TASK GOAL -> Lines in the listing below that contain the string "Analysis" are to be found and copied.

### TASK DATA

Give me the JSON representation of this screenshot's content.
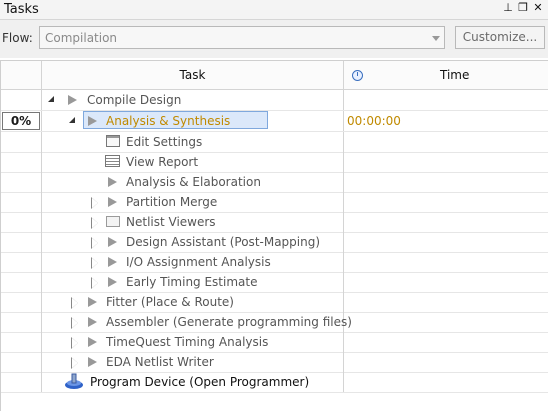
{
  "panel": {
    "title": "Tasks"
  },
  "flow": {
    "label": "Flow:",
    "value": "Compilation",
    "customize_label": "Customize..."
  },
  "table": {
    "headers": {
      "task": "Task",
      "time": "Time"
    },
    "progress": "0%",
    "rows": [
      {
        "label": "Compile Design",
        "time": ""
      },
      {
        "label": "Analysis & Synthesis",
        "time": "00:00:00"
      },
      {
        "label": "Edit Settings",
        "time": ""
      },
      {
        "label": "View Report",
        "time": ""
      },
      {
        "label": "Analysis & Elaboration",
        "time": ""
      },
      {
        "label": "Partition Merge",
        "time": ""
      },
      {
        "label": "Netlist Viewers",
        "time": ""
      },
      {
        "label": "Design Assistant (Post-Mapping)",
        "time": ""
      },
      {
        "label": "I/O Assignment Analysis",
        "time": ""
      },
      {
        "label": "Early Timing Estimate",
        "time": ""
      },
      {
        "label": "Fitter (Place & Route)",
        "time": ""
      },
      {
        "label": "Assembler (Generate programming files)",
        "time": ""
      },
      {
        "label": "TimeQuest Timing Analysis",
        "time": ""
      },
      {
        "label": "EDA Netlist Writer",
        "time": ""
      },
      {
        "label": "Program Device (Open Programmer)",
        "time": ""
      }
    ]
  },
  "colors": {
    "selection": "#dbe8fa",
    "time_text": "#c08a00"
  }
}
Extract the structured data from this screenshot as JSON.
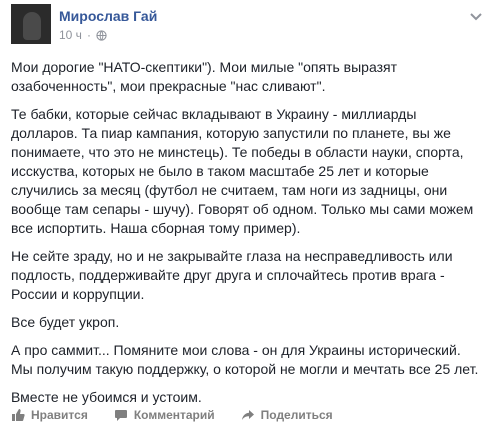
{
  "post": {
    "author": "Мирослав Гай",
    "time": "10 ч",
    "dot": "·",
    "paragraphs": [
      "Мои дорогие \"НАТО-скептики\"). Мои милые \"опять выразят озабоченность\", мои прекрасные \"нас сливают\".",
      "Те бабки, которые сейчас вкладывают в Украину - миллиарды долларов. Та пиар кампания, которую запустили по планете, вы же понимаете, что это не минстець). Те победы в области науки, спорта, исскуства, которых не было в таком масштабе 25 лет и которые случились за месяц (футбол не считаем, там ноги из задницы, они вообще там сепары - шучу). Говорят об одном. Только мы сами можем все испортить. Наша сборная тому пример).",
      "Не сейте зраду, но и не закрывайте глаза на несправедливость или подлость, поддерживайте друг друга и сплочайтесь против врага - России и коррупции.",
      "Все будет укроп.",
      "А про саммит... Помяните мои слова - он для Украины исторический. Мы получим такую поддержку, о которой не могли и мечтать все 25 лет.",
      "Вместе не убоимся и устоим."
    ]
  },
  "actions": {
    "like": "Нравится",
    "comment": "Комментарий",
    "share": "Поделиться"
  },
  "icons": {
    "privacy": "globe-icon",
    "menu": "chevron-down-icon",
    "like": "thumbs-up-icon",
    "comment": "comment-icon",
    "share": "share-icon"
  }
}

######

OUTPUT ->
        "label": "Analysis & Synthesis",
        "label": "Analysis & Elaboration",
        "label": "I/O Assignment Analysis",
        "label": "TimeQuest Timing Analysis",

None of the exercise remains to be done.